On October 21, 2011, the DOJ Antitrust Division (“DOJ”) filed a civil lawsuit in U.S. District Court in Washington, D.C. to prevent Grupo Bimbo S.A.B. de C.V. and BBU Inc. (collectively, “BBU”) from acquiring Sara Lee Corporation's (“Sara Lee”) North American Fresh Bakery business. The DOJ simultaneously filed a Proposed Final Judgment, reflecting a settlement with BBU and Sara Lee upon which they agreed to divestitures of certain sliced bread brands and associated assets in select areas where the two companies compete head-to-head in order to proceed with the acquisition. Such divestitures would resolve competitive concerns alleged in the suit.
According to the DOJ, BBU and Sara Lee compete aggressively in the sale of sliced bread, which they sell under a variety of well-known brands. The DOJ alleged in the complaint that the acquisition would eliminate head-to-head competition, and increase concentration among sellers of sliced bread, inevitably leading to increased prices for consumers. The DOJ reasons that in the event of raised prices, a significant portion of lost sales from either BBU or Sara Lee would be diverted to the other. Therefore, an acquisition of Sara Lee would create an incentive for BBU to raise prices among the combined BBU and Sara Lee brands. The DOJ believes that by separating ownership of several closely competing brands, the divestitures will prevent or significantly reduce the incentive to raise prices. Moreover, the DOJ contends an absence of countervailing factors such as new entrants or responses from existing competitors that would offset the increase in market concentration, due to significant barriers to entry. The DOJ claims that the amount of time and the high cost of building a brand in the sliced bread market is enough to prevent new entrants from competing with a newly merged company.
BBU and Sara Lee are, respectively, the first and third largest bakers and sellers of sliced fresh bread in the United States. They are among the four largest sellers in the 8 relevant geographic markets named in the Department's complaint. In 2009, BBU, which owns Bimbo, Arnold, Brownberry, Oroweat, Mrs. Baird's, Stroehmann, Freihofer, and Weber's brands, totaled around $3.9 billion in sales. Aside from the Sarah Lee Brand Family, Sarah Lee also owns EarthGrains, Milton's, Mother's, Grandma Sycamore's, Rainbo, San Luis Sourdough, Old Home, and Holsom, and totaled $2.1 billion in sales in 2010. In its complaint, the DOJ estimates that in the event of a successful acquisition, BBU would have a dominant share at the following percentages in the following 8 geographic regions: 63% in San Diego, 59% in Sacramento, 58% in Los Angeles, 56% in San Francisco, 52% in Omaha, 53% in Oklahoma City, 52% in Kansas City, and 56% in Harrisburg/Scranton.
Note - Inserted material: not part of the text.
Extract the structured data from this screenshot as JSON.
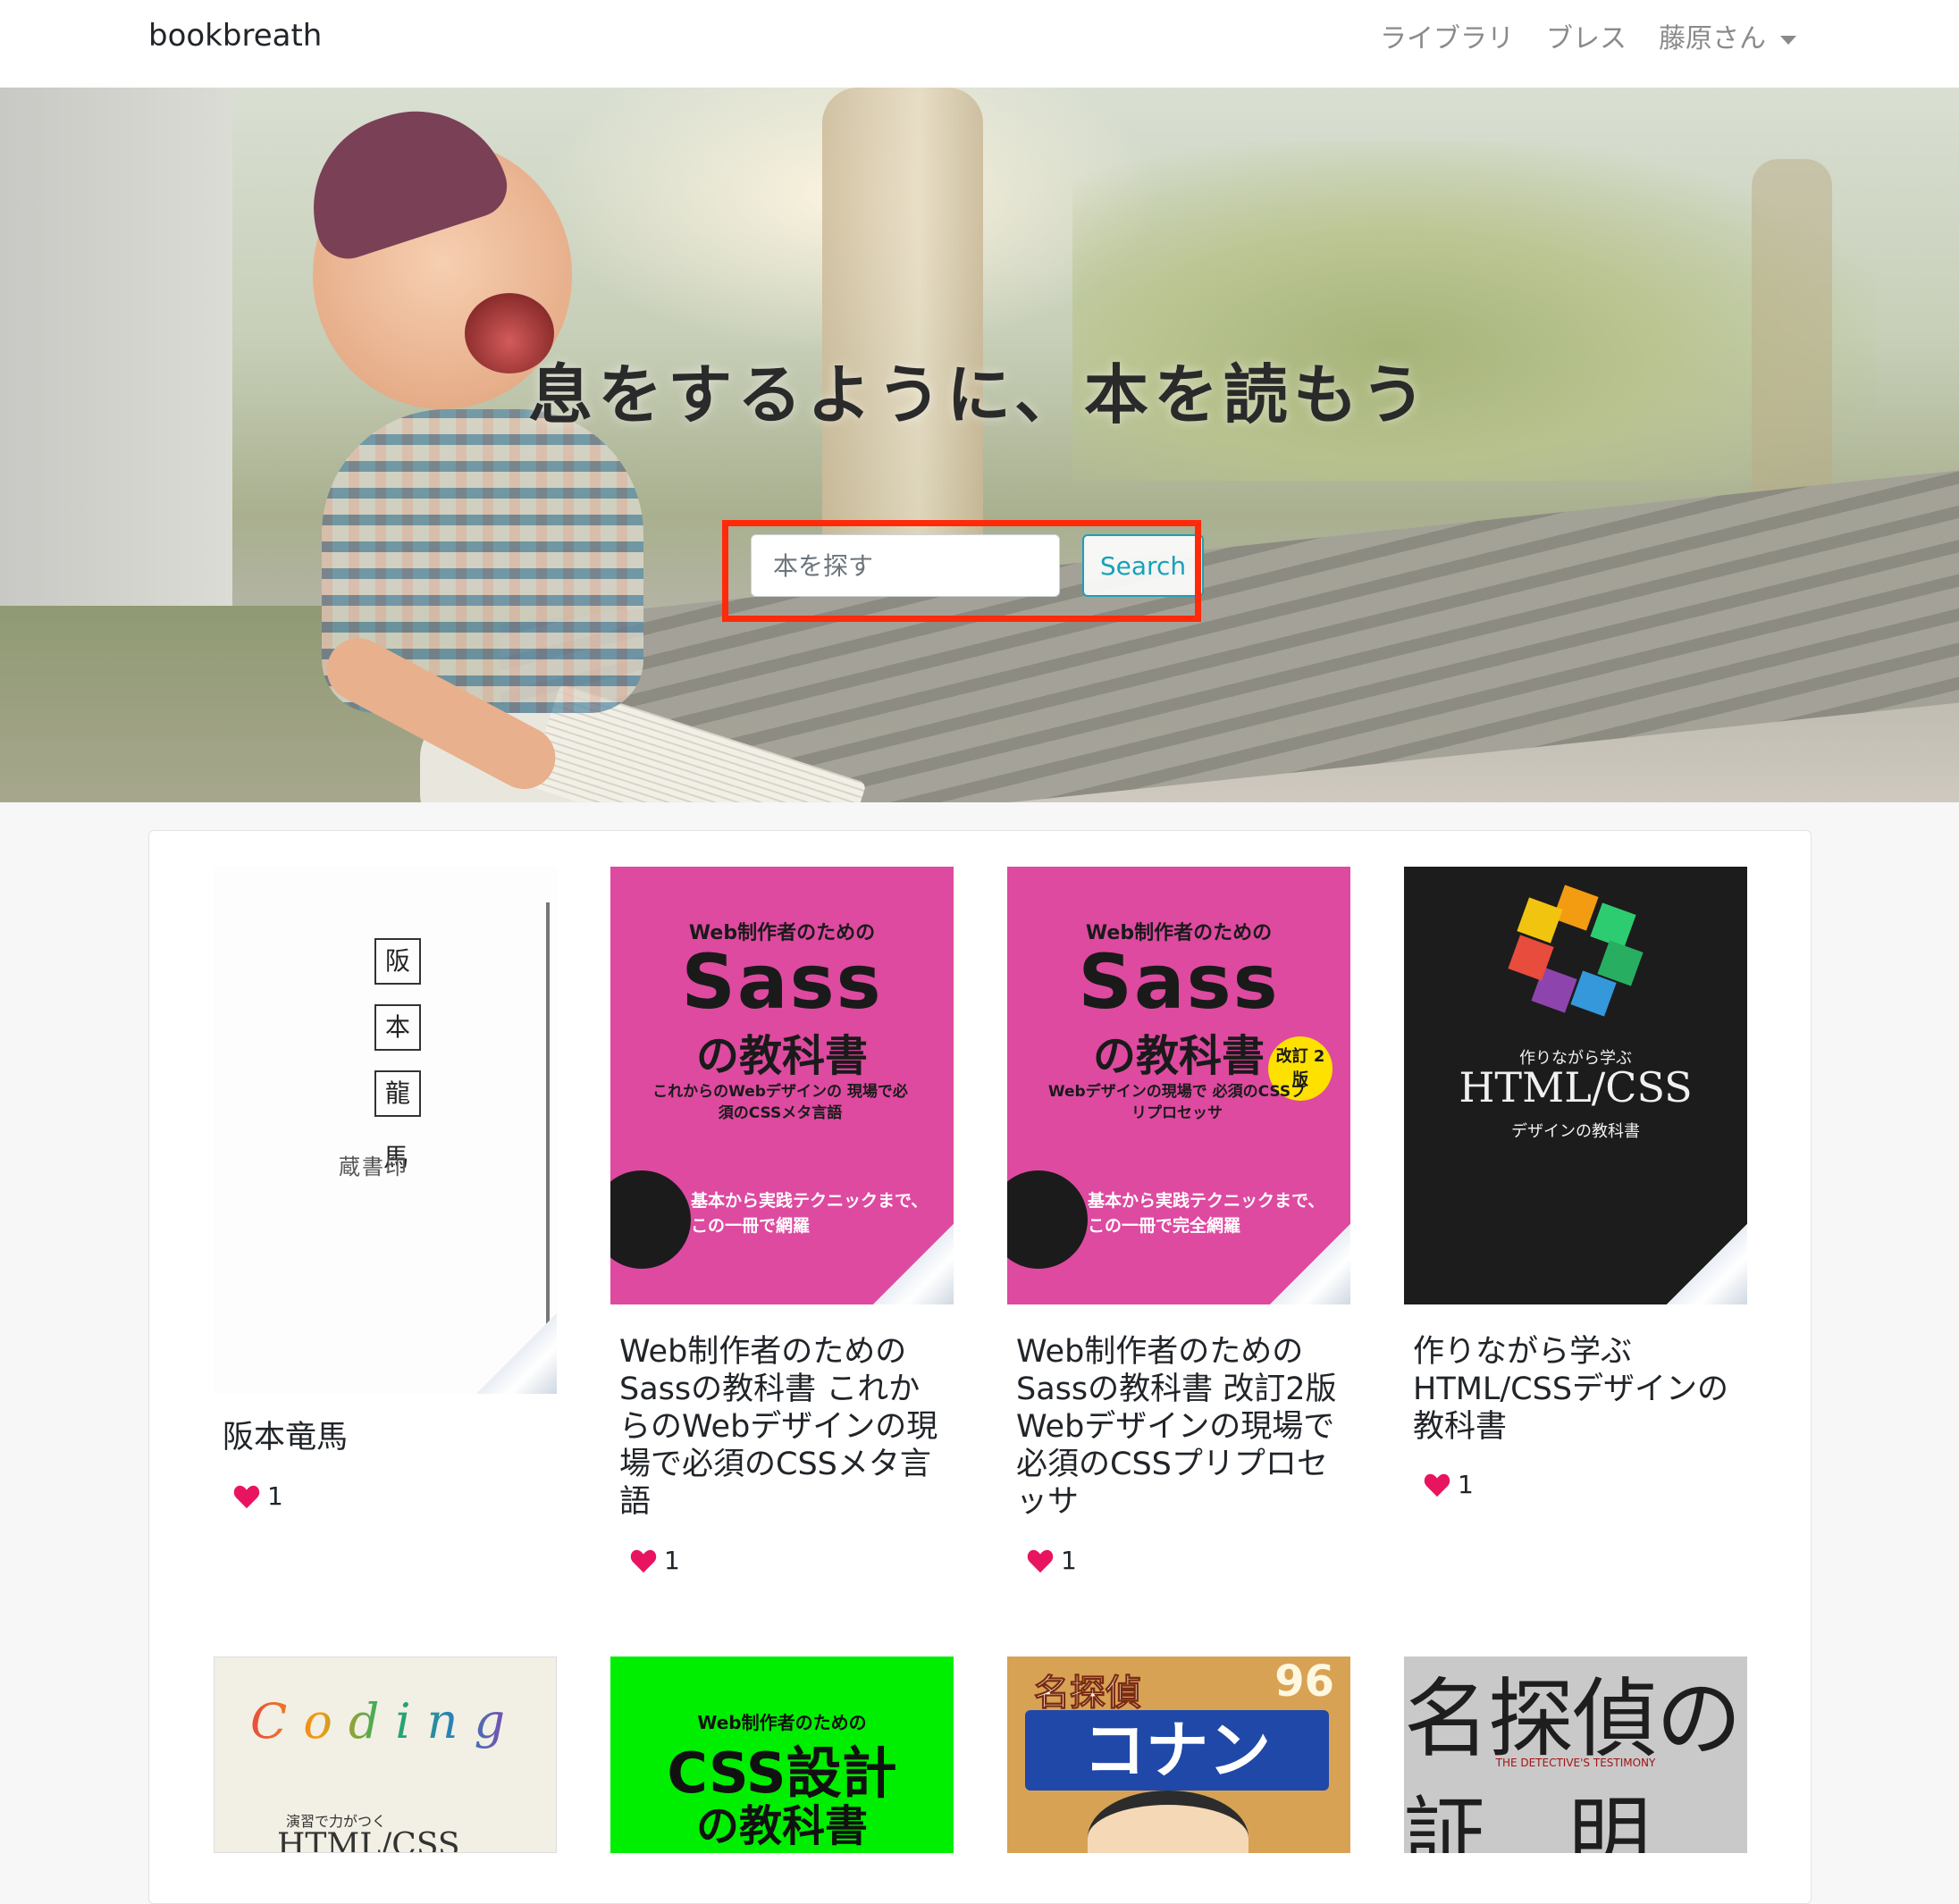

Under the Proposed Final Judgment, the Defendants must divest their licenses to use certain brands and associated assets to acquirers that are capable of competing in the manufacture and sale of sliced bread in each geographic market. In the California geographic markets, the Defendants must divest the “Sara Lee Family” brands and EarthGrains; in Harrisburg/Scranton, the Defendants must divest Holsum and Milano brands; in Kansas City they must divest Earthgrains and Mrs. Baird's; in Omaha they must divest EarthGrains and Healthy Choice; and in Oklahoma City they must divest the EarthGrains brand.
The sale of Sara Lee's North American fresh bakery business to BBU was concluded on November 7, 2011 for $709 million.